Magnuson-Stevens Act Provisions; Fisheries Off West Coast States; Pacific Coast Groundfish Fishery; Pacific Whiting Allocations and Fishery Closure; Pacific Whiting Seasons
A Rule by the National Oceanic and Atmospheric Administration on 02/10/2015
This document announces the reapportionment of 45,000 metric tons (mt) of Pacific whiting from the tribal allocation to the non-tribal commercial fishery sectors via two actions, in order to allow full utilization of the Pacific whiting resource. It also announces the implementation of an Ocean Salmon Conservation Zone that prohibited the targeting of Pacific whiting with midwater trawl gear shoreward of approximately 100 fathoms (fm) (183 m) to reduce Chinook salmon bycatch in the Pacific whiting fishery.
https://www.federalregister.gov/articles/2015/02/10/2015-02669/magnuson-stevens-act-provisions-fisheries-off-west-coast-states-pacific-coast-groundfish-fishery?utm_campaign=subscription+mailing+list&utm_medium=email&utm_source=federalregister.gov
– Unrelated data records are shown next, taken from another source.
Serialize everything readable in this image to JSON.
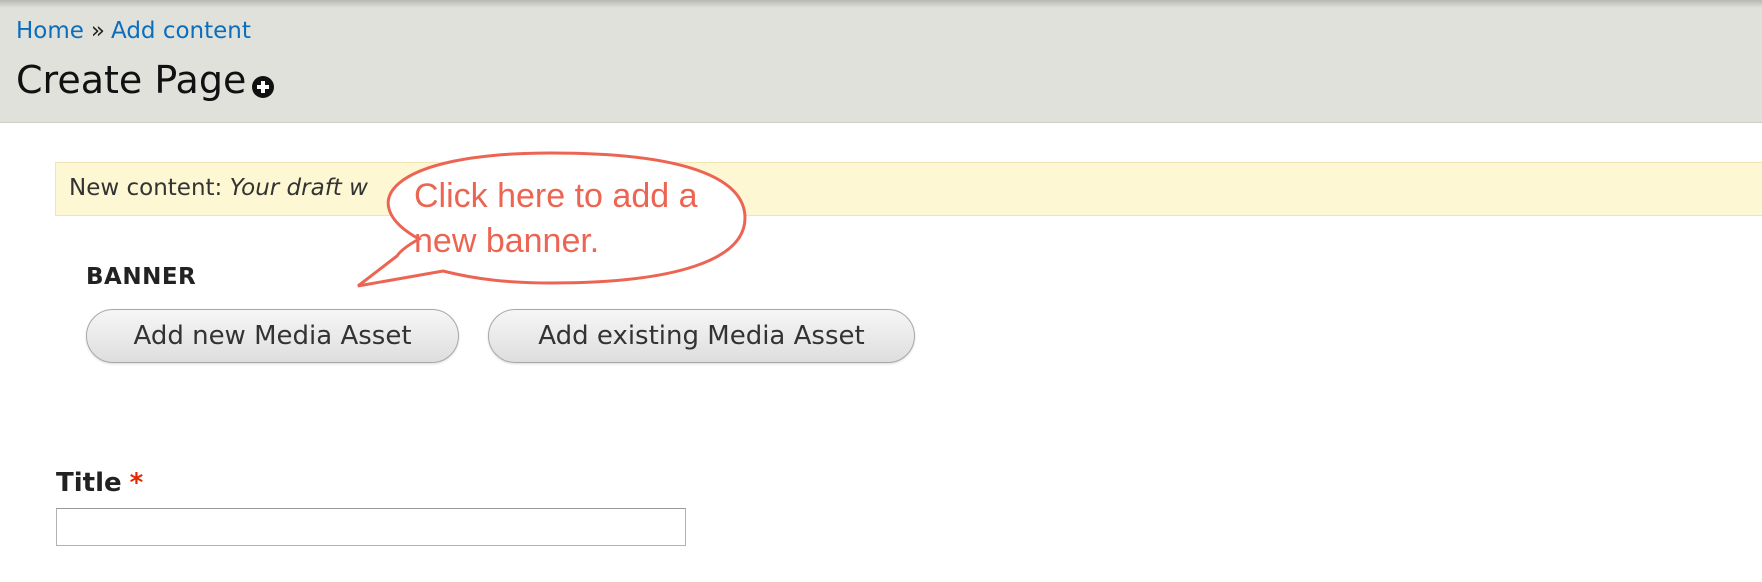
{
  "breadcrumb": {
    "home": "Home",
    "separator": "»",
    "add_content": "Add content"
  },
  "page": {
    "title": "Create Page",
    "shortcut_icon": "plus-circle-icon"
  },
  "message": {
    "label": "New content:",
    "text": "Your draft w"
  },
  "callout": {
    "text": "Click here to add a new banner.",
    "color": "#ec6553"
  },
  "banner": {
    "label": "BANNER",
    "add_new_button": "Add new Media Asset",
    "add_existing_button": "Add existing Media Asset"
  },
  "title_field": {
    "label": "Title",
    "required_marker": "*",
    "value": ""
  },
  "colors": {
    "header_bg": "#e1e1db",
    "link": "#0a6ebd",
    "message_bg": "#fdf8d3",
    "required": "#e62600"
  }
}
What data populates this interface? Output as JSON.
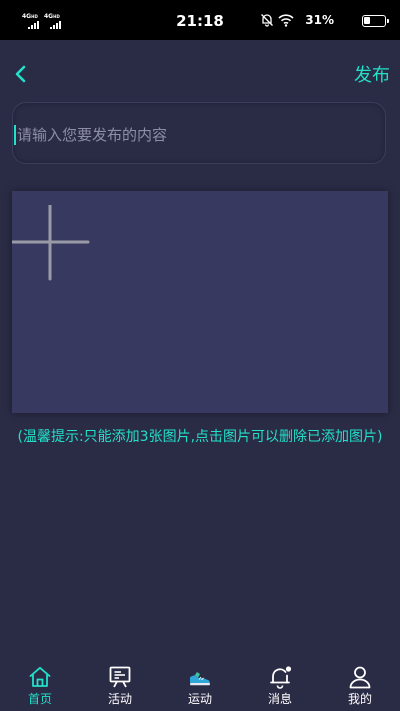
{
  "status_bar": {
    "net1": "4G",
    "net1_hd": "HD",
    "net2": "4G",
    "net2_hd": "HD",
    "time": "21:18",
    "battery_text": "31%",
    "battery_level": 0.31
  },
  "header": {
    "back_icon": "chevron-left-icon",
    "publish_label": "发布"
  },
  "editor": {
    "placeholder": "请输入您要发布的内容",
    "value": ""
  },
  "images": {
    "add_icon": "plus-icon",
    "hint": "(温馨提示:只能添加3张图片,点击图片可以删除已添加图片)"
  },
  "tabs": [
    {
      "label": "首页",
      "icon": "home-icon",
      "active": true
    },
    {
      "label": "活动",
      "icon": "presentation-board-icon",
      "active": false
    },
    {
      "label": "运动",
      "icon": "sneaker-icon",
      "active": false
    },
    {
      "label": "消息",
      "icon": "bell-icon",
      "active": false,
      "badge": true
    },
    {
      "label": "我的",
      "icon": "user-icon",
      "active": false
    }
  ],
  "colors": {
    "accent": "#23e0c9",
    "background": "#2a2b45",
    "image_area": "#383960"
  }
}
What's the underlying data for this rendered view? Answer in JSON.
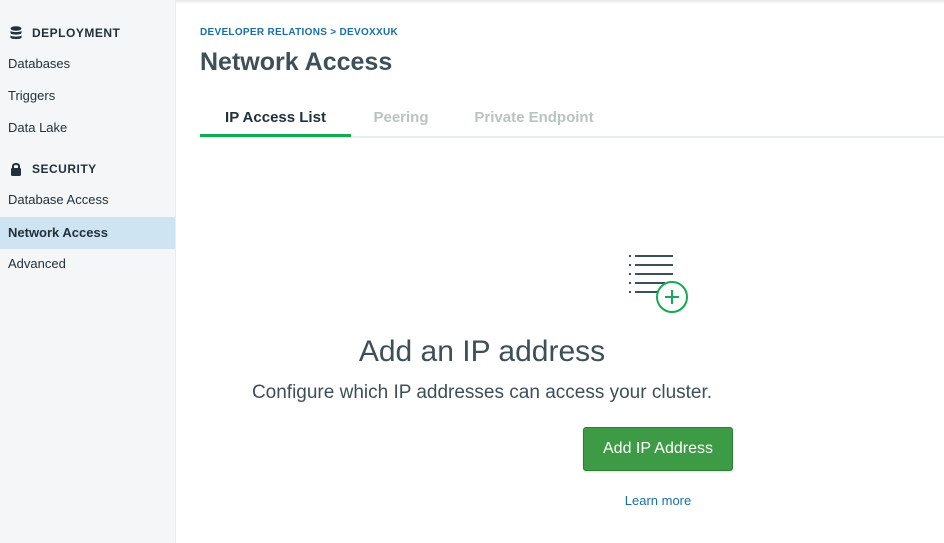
{
  "colors": {
    "accent_green": "#13aa52",
    "button_green": "#3d9b45",
    "link_blue": "#1a6fa8",
    "active_nav_bg": "#cfe4f3"
  },
  "sidebar": {
    "deployment": {
      "heading": "DEPLOYMENT",
      "icon": "database-icon",
      "items": [
        {
          "label": "Databases"
        },
        {
          "label": "Triggers"
        },
        {
          "label": "Data Lake"
        }
      ]
    },
    "security": {
      "heading": "SECURITY",
      "icon": "lock-icon",
      "items": [
        {
          "label": "Database Access"
        },
        {
          "label": "Network Access",
          "active": true
        },
        {
          "label": "Advanced"
        }
      ]
    }
  },
  "header": {
    "breadcrumb": "DEVELOPER RELATIONS > DEVOXXUK",
    "title": "Network Access"
  },
  "tabs": [
    {
      "label": "IP Access List",
      "active": true
    },
    {
      "label": "Peering",
      "active": false
    },
    {
      "label": "Private Endpoint",
      "active": false
    }
  ],
  "empty_state": {
    "icon": "list-add-icon",
    "title": "Add an IP address",
    "description": "Configure which IP addresses can access your cluster.",
    "button_label": "Add IP Address",
    "link_label": "Learn more"
  }
}
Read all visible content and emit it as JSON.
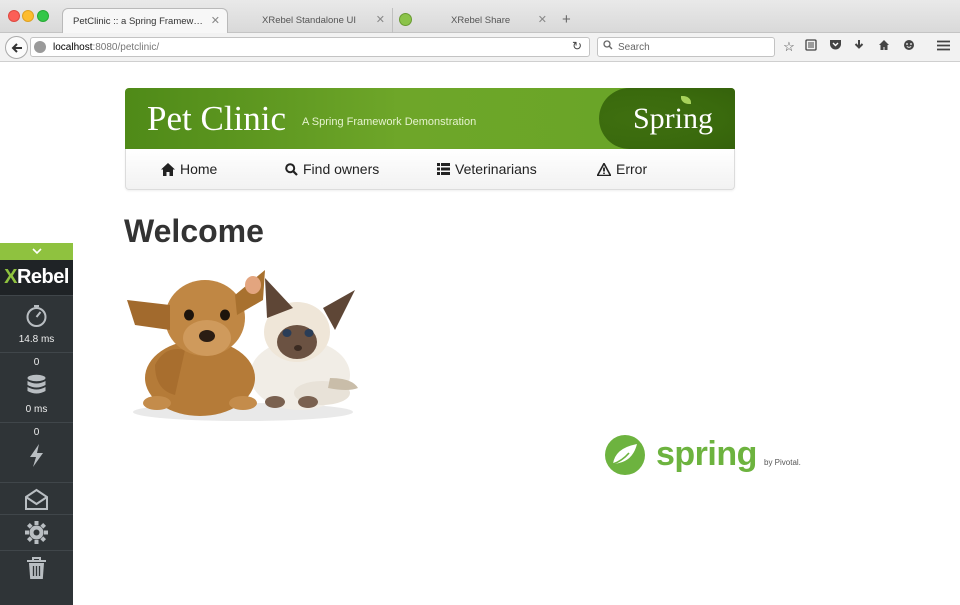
{
  "browser": {
    "tabs": [
      {
        "label": "PetClinic :: a Spring Framework de...",
        "active": true
      },
      {
        "label": "XRebel Standalone UI",
        "active": false
      },
      {
        "label": "XRebel Share",
        "active": false
      }
    ],
    "url_host": "localhost",
    "url_rest": ":8080/petclinic/",
    "search_placeholder": "Search"
  },
  "xrebel": {
    "logo_x": "X",
    "logo_rest": "Rebel",
    "timer_value": "14.8 ms",
    "db_count": "0",
    "db_time": "0 ms",
    "exceptions_count": "0"
  },
  "banner": {
    "title": "Pet Clinic",
    "subtitle": "A Spring Framework Demonstration",
    "brand": "Spring"
  },
  "menu": [
    {
      "label": "Home",
      "icon": "home-icon"
    },
    {
      "label": "Find owners",
      "icon": "search-icon"
    },
    {
      "label": "Veterinarians",
      "icon": "list-icon"
    },
    {
      "label": "Error",
      "icon": "warning-icon"
    }
  ],
  "page": {
    "heading": "Welcome"
  },
  "footer_logo": {
    "word": "spring",
    "by": "by Pivotal."
  },
  "colors": {
    "spring_green": "#6db33f",
    "banner_green": "#6ea629",
    "xrebel_green": "#8fc23f",
    "xrebel_panel": "#2f3437"
  }
}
Ann Owens
Pacific Seafood Processors Association
Office Manager
1900 W Emerson Place Suite 205, Seattle, WA 98119
Phone: 206.281.1667
E-mail: pspafish@gmail.com; Website: www.pspafish.net
Our office days/hours are Monday-Friday
8:00 A.M. – 5:00 P.M.

In accordance with Title 17 U.S.C. Section 107, any copyrighted work in this message is distributed under fair use without profit or payment to those who have expressed a prior interest in receiving this information for non-profit research and educational purposes only. *Inclusion of a news article, report, or other document in this email does not imply PSPA support or endorsement of the information or opinion expressed in the document.

February 10, 2015